Bart Freedman of K&L Gates, the firm representing the tribe, spoke of three key points. He said the lawsuit was filed this morning in US District Court in Seattle. He noted that the Department of Interior’s actions rejecting the tribe’s recognition had been overturned previously – but that hadn’t led to recognition, so now they’re going about it another way. “We’re seeking to ask the court to directly recognize the tribe.” He said there is now precedent that “a promise made is a promise kept.” Congress ratified the Point Elliott Treaty in 1859 and that’s a “government to government recognition” – the Interior Department does not have the right to overturn that. They’re seeking to have courts recognize that. Back in 1925, the tribe was successful in a lawsuit, he noted. And the Department of Interior issued identity cards in the ’50s and ’60s to Duwamish people, he noted. “We’re going to ask the court to acknowledge this repeated and ongoing recognition.” Another key point: The U.S. has discriminated by failing to recognize lineage from Duwamish women who married non-Natives. Current tribe members are tied to five historic matriarchal clans, he noted – so denying recognition based on that, he said, is a Constitutional violation.

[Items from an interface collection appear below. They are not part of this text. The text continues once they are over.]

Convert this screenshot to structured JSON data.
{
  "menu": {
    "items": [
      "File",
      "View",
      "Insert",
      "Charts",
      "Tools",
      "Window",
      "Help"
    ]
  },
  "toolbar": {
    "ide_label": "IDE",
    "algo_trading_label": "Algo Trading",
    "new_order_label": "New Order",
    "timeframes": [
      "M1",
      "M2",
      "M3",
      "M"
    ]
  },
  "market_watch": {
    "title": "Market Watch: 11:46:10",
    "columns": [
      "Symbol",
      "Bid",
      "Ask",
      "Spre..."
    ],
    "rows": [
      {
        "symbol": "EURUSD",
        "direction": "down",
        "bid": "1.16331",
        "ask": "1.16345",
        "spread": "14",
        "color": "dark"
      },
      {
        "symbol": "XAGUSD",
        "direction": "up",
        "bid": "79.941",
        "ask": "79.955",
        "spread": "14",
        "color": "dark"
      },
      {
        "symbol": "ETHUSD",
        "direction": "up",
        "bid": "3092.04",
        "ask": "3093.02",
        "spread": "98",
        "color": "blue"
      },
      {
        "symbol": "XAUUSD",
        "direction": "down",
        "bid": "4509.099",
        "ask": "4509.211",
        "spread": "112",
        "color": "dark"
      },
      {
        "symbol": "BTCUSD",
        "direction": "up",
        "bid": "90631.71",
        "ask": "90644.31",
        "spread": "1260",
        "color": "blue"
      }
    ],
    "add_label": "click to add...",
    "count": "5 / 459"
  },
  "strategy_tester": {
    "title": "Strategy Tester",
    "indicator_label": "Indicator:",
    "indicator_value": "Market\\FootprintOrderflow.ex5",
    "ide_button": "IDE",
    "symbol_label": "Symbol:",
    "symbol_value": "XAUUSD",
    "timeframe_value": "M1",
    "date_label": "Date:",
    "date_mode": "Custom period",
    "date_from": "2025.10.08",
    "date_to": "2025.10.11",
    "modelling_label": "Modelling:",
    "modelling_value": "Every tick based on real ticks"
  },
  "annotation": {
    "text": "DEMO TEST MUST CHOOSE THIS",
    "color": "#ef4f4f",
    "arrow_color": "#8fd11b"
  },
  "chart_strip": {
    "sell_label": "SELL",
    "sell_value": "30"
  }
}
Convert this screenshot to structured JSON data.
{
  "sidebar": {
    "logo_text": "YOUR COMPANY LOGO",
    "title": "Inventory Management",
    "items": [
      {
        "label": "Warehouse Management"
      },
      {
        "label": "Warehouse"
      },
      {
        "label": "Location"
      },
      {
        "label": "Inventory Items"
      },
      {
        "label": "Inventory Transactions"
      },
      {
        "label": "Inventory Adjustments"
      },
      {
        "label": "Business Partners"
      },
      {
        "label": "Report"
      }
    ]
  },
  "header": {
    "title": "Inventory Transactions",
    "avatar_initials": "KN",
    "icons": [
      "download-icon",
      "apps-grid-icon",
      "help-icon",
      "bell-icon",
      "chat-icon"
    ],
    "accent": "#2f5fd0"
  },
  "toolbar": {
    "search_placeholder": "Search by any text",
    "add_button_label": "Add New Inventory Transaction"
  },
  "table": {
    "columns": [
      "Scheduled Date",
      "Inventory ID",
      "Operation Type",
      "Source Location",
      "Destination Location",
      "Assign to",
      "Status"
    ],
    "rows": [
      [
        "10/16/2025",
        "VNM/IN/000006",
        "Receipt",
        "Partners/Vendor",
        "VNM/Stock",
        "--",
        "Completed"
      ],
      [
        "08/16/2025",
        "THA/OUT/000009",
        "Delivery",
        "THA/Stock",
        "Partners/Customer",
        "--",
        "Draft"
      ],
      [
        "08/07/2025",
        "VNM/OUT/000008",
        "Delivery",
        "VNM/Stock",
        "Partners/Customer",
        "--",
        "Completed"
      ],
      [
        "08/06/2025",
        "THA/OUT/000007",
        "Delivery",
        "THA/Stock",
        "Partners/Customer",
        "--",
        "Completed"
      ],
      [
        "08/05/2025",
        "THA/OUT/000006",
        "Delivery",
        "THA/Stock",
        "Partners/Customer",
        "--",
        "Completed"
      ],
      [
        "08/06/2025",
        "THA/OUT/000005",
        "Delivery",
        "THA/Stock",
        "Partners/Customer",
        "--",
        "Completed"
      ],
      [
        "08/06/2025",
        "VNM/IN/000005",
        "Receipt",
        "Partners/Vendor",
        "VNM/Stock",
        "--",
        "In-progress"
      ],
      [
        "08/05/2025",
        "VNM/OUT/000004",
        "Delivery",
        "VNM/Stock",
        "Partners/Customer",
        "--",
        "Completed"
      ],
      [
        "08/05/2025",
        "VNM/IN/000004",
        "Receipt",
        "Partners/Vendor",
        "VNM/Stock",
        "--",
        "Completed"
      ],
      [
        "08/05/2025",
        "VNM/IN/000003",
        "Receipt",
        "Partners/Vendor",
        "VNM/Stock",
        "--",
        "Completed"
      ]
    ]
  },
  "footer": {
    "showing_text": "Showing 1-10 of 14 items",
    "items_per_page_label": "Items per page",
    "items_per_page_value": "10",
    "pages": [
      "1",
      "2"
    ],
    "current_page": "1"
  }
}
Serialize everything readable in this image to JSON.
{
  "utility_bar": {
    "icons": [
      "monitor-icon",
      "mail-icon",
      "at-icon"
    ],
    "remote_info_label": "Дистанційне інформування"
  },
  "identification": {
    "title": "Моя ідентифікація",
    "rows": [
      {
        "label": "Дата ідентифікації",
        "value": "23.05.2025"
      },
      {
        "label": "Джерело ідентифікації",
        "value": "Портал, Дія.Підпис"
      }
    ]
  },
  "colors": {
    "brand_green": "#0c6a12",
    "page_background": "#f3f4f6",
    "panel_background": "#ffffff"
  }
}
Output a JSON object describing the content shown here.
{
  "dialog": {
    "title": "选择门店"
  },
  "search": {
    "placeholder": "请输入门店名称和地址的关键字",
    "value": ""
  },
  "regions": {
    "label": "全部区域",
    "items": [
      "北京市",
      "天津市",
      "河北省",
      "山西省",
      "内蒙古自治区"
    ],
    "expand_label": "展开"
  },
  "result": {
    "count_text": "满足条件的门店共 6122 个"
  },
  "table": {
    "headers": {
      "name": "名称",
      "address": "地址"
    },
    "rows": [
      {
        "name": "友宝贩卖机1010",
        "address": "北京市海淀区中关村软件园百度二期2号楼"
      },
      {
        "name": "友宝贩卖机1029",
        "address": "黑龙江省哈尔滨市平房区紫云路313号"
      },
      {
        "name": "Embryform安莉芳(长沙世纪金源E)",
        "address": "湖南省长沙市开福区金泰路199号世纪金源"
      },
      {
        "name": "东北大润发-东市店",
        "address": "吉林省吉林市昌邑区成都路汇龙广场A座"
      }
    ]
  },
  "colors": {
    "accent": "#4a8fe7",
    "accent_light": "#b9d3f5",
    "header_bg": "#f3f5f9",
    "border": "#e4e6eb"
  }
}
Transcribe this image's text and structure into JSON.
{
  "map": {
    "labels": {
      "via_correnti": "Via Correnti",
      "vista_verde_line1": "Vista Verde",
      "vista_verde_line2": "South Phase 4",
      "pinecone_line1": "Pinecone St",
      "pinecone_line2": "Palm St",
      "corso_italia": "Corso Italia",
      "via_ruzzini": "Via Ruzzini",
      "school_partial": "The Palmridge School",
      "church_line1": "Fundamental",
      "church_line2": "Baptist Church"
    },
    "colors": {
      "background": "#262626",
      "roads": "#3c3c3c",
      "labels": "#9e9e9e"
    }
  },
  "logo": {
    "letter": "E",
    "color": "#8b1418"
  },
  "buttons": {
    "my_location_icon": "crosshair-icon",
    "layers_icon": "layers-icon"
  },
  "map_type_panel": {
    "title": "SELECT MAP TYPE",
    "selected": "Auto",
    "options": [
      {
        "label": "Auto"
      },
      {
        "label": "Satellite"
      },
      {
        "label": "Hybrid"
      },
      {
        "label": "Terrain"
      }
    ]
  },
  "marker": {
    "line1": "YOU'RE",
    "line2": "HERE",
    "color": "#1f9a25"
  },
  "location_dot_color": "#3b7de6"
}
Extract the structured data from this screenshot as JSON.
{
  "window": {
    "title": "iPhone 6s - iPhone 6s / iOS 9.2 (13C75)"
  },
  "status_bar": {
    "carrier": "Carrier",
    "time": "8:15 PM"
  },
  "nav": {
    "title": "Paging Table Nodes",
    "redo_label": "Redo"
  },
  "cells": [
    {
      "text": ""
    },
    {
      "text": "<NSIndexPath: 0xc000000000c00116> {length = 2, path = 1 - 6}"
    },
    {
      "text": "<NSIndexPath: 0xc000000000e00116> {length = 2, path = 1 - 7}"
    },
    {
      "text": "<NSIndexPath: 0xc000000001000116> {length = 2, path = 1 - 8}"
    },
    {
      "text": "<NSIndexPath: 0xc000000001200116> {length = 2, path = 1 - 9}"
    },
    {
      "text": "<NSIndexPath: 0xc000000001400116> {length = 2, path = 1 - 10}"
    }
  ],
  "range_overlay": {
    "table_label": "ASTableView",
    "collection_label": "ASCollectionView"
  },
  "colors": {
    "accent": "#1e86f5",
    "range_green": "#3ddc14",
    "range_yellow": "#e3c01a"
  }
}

Tim Hobbs, also from the legal team, declared, “We are confident that justice will prevail.” He recounted their argument of all the ways in which there already was a relationship with the federal government – such as a 1934 court ruling recognizing the Duwamish as the historical tribe that signed the Point Elliott Treaty. Then came another commission’s recognition and a judgment “to compensate the tribe for the loss of its ancestral lands,” Then in 1966 there was a decision appropriating money to pay that judgment. “Denying formal recognition has been a grave injustice.” He contends that all the past recognitions mean only Congress could terminate recognition – and has not. “That is the end of the matter.” The Interior Department, he contended, does not have the authority.
Also from the legal team, Shelby Stoner: “So why won’t the Department recognize the Duwamish Tribe? … It takes issue with the ancestry,” she said, elaborating on Freedman’s point. The feds contend the women “somehow abandoned the tribe,” but, she declared, they did not. “This is discrimination based on sex.”
“The legal commitments made to tribes are commitments that need to be honored,” Freedman summarized. “We are literally standing across the street from a historic Duwamish village. The tribe is not able to hold the artifacts of its ancestors because it’s not recognized.” They had no access to federal health-care help during the pandemic. “The Department of Interior is on the wrong side of history.”
The event also featured speeches from supporters before a brief media-Q&A period. We asked about the ongoing PR campaign by the Muckleshoot, Puyallup, and Tulalip Tribes that have challenged the Duwamish Tribe’s legitimacy. Rasmussen replied with a direct message to members of those tribes: “Our fight is not with you – it’s with the federal government … it’s not about a big power grab at all … it’s about our rightful place.” He also urged the members of those tribes to “not listen to your lawyers … support us.” Freedman acknowledged that some other tribes have people of Duwamish ancestry “but that is fundamentally different from whether the Duwamish Tribe exists as a tribe that has a treaty relationship with the United States.” The government, he notes, has found that the Duwamish Tribe’s members are 99 percent descended from Duwamish people.
Asked what recognition would mean to the Duwamish, Rasmussen elaborated on the health-care denial, while Workman elaborated on the lack of access to the artifacts – which he said is “sacrilege.” He also mentioned a freedom to practice religion – being caught with an eagle feather for a non-recognized tribe’s ceremony, he said, could mean prosecution.
WHAT’S NEXT: Now that the lawsuit’s been filed, it will start making its way through the court system.
UPDATE: We recorded video of the Longhouse event; it’s added above as of 6:22 pm.